Rawat Arz raised Amir Khusrau in his house of his Rajput maternal grandfather.
He thus grew up very close to the culture and traditions of Indian society. Over and over again in his poetry, and throughout his life, he affirmed that he was an Indian Turk.
Rise to Fame
Amir Khusrau was an intelligent child. He started learning and writing poetry at the age of eight.
His compiled his first collection The Gift of Childhood containing poems composed between the ages of 16 and 18 in 1271.
In 1273, Amir Khusrau joined the army of Malik Chajju, a nephew of the reigning Sultan, Ghiyas ud-Din Balban. This brought his poetry to the attention of the Assembly of the Royal Court. The sultan honored Amir Khusrau.
Amir Khusrau became popular when he acted as the private tutor to Prince Muhammad, the eldest son of Sultan Balban, a ruler of the Slave dyansty.
Soon Nasir ud-Din Bughra Khan, the second son of Balban, was invited to listen to Khusrow.
Khusrow’s poetry impressed him and became his patron in 1276. In 1277 Sultan appointed Bughra Khan ruler of Bengal.
Later Khusrow visited him in 1279 while writing his second divan, Wast ul-Hayat (The Middle of Life). Khusrow then returned to Delhi.
Balban’s eldest son, Khan Muhammad (who was in Multan), arrived in Delhi. When he heard about Khusrow he invited him to his court. Khusrow then accompanied him to Multan in 1281.
On 9 March 1285, Khan Muhammad was killed in battle while fighting Mongols who were invading the Sultanate. Khusrow wrote two elegies in grief of his death.
After Balban’s death in 1287, his grandson Muiz ud-Din Qaiqabad, Bughra Khan’s son, was made the Sultan of Delhi at the age of 17.

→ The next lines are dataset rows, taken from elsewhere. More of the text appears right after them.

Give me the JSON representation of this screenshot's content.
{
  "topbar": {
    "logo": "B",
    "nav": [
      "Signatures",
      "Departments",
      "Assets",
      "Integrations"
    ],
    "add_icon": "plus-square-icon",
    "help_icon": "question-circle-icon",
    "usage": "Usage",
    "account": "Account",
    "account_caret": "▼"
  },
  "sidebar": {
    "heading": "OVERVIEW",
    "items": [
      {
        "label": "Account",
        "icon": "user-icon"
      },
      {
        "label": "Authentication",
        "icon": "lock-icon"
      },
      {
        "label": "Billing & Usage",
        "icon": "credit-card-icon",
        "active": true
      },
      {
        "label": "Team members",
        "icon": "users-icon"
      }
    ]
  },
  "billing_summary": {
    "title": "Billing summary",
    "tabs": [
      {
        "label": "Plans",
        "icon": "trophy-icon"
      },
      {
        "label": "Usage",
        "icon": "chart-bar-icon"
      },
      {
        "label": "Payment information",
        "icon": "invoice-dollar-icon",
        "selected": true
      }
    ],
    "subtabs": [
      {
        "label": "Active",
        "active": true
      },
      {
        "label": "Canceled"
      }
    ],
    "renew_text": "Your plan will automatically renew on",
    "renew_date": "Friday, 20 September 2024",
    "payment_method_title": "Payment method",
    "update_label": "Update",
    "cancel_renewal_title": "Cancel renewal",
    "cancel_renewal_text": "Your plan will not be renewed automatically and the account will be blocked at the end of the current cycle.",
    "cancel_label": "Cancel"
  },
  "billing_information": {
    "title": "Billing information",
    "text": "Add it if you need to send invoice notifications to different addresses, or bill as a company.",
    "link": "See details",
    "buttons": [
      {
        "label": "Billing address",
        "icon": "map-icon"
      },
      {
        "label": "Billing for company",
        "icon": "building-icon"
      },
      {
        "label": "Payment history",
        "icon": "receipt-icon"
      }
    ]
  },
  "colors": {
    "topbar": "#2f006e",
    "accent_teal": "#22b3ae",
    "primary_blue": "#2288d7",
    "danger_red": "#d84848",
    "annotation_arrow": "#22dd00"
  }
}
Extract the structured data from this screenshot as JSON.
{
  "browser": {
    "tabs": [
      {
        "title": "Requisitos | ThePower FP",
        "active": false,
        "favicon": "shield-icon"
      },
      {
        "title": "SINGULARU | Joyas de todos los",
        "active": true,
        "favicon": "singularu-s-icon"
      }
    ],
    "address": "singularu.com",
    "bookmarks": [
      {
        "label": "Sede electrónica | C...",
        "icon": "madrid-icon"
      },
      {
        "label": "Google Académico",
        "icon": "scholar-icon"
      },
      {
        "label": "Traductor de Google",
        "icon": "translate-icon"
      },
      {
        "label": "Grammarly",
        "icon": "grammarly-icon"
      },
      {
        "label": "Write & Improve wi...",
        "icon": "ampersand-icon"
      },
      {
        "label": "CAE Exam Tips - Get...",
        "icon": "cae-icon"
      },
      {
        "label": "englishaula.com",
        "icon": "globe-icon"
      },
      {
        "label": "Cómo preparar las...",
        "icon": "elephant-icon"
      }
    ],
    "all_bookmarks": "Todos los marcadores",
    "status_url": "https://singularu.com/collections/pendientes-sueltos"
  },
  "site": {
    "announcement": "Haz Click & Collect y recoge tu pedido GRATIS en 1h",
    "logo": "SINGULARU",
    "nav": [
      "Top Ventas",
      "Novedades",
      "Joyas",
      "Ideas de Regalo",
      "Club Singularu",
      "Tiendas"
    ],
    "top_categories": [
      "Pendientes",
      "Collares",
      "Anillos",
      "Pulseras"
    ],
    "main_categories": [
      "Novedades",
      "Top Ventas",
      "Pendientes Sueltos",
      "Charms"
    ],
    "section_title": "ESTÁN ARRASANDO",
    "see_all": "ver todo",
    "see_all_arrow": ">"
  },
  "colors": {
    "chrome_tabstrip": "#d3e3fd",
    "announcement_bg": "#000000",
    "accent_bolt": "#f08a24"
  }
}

Khusrow remained in Qaiqabad’s service for two years, from 1287 to 1288. In 1288 Khusrow finished his first masnavi, Qiran us-Sa’dain (Meeting of the Two Auspicious Stars), which was about Bughra Khan meeting his son Muiz ud-Din Qaiqabad after a long enmity.
A Turko-Afghan named Jalal ud-Din Firuz Khalji then marched on Delhi, killed Qaiqabad and became next Sultan.
Jalal ud-Din Firuz Khalji appreciated poetry and invited many poets to his court. The sultan gave Khusro the title of “Amir”.
He was given the job of “Mushaf-dar”. Court life made Khusrow focus more on his literary works.
Khusrow’s ghazals which he composed in quick succession were set to music and were sung by singing girls every night before the Sultan.
Amir Khusrau Under Sultan Ala-ud-Din Khalji
After Jalal ud-Din Firuz, Ala ud-Din Khalji ascended to the throne of Delhi in 1296. Khusrow wrote the Khaza’in ul-Futuh (The Treasures of Victory) recording Ala ud-Din’s construction works, wars and administrative services.
In 1300, when Khusrow was 47 years old, his mother and brother died.
Alauddin Khalji took him along in his famous Chittor expedition, which he undertook in 1303 to capture the queen of Chittor, Rani Padmini.
In 1310 Khusrow became close to a Sufi saint of the Chishti Order, Nizamuddin Auliya.
Later Khusrow completed the romantic masnavi Duval Rani – Khizr Khan (Duval Rani and Khizr Khan), about the marriage of the Vaghela princess Duval Rani to Khizr Khan, one of Ala ud-Din Khalji’s sons in 1315.
In 1321 Khusrow began to write a historic masnavi named Tughlaq Nama (Book of the Tughlaqs) about the reign of next sultan Ghiyath al-Din Tughlaq and that of other Tughlaq rulers.
Khusrow died in October 1325, six months after the death of Nizamuddin Auliya. Khusrow’s tomb is next to that of his spiritual master in the Nizamuddin Dargah in Delhi. A few weeks before his death he compiled Nihayat ul-Kamaal (The Zenith of Perfection).
Style of Poetry
As a composer, Khusrau used the local dialects of Khadi Boli, Braj Bhasha and Hindawi, as well as the court languages like Persian, Arbaic and Turkish.
Khusrau had a great command over languages and was always careful about his audience. For the masses he would select the local dialects like Hindawi or Braj Bhasha, but for the court he would select Persian. He believed in the equality of all religions and cultures.
The famous Sufi saint Hazrat Nizamuddin Auliya has great influence on Khusrau. He contributed immensely to the evolution of various cultural elements of the time including Sufi music and Qawwali.